The difficulty can be modified, but there isn't a level of challenge that you'll find easy enough to practice on. Thankfully, you can button bash your way through the game for the most part, occasionally bringing out a move or two through a combination of repetition and luck.

The three-on-three team battles bring an additional tactical flavour to the fights, as you can either choose a team of characters who work well together, or you can simply assemble the team of scrappers you like best. Before combat you're also given the option of Extra and Advance fighting modes, each with changes that only mid- to high-tier players will fully appreciate.

The King of Fighters '97 a gorgeous-looking game. 97's KOF tournament is centred around the themes of public exposure, wealth, and excess. Chanting crowds, international audiences, camera crews: they're all watching the tournament unfold, excitedly spectating as the colourful array of characters pull off complex-looking moves.

It would have been nice to share this excitement with others, but the multiplayer is restricted to Bluetooth only - there's no online to speak of.

This port of The King of Fighters '97 from the arcade to the touchscreen is exceptionally true to its arcade counterpart (for better or worse) in every area except one: its controls.

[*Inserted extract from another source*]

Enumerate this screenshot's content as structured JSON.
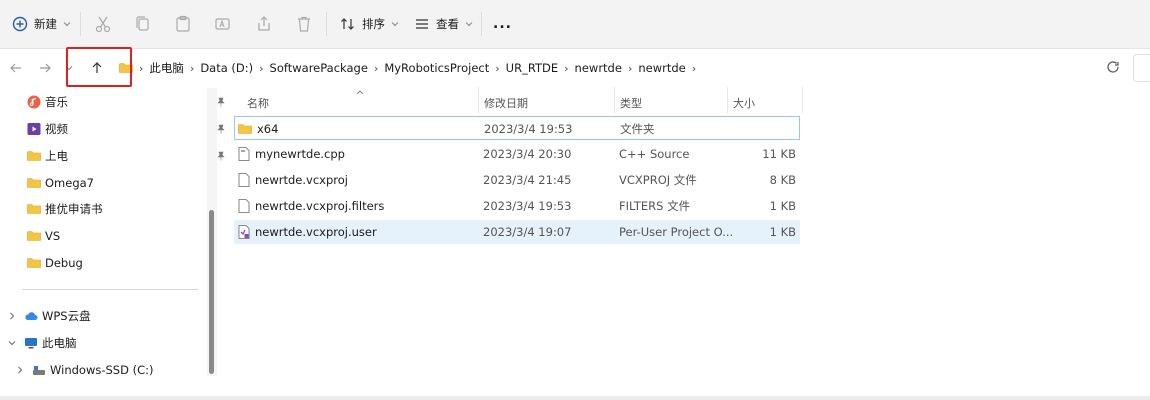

Without support for physical inputs, its appeal diminishes, and DotEmu has done little to welcome new audiences in.

However, it's assuredly still a great game underneath, and one game historians, and the mobile fighting hardcore, should check out.

The King of Fighters '97

A technically superb port of an excellent fighting game, the absense of modes to practise in and lack of caveats for new players will sadly confine this to a niche audience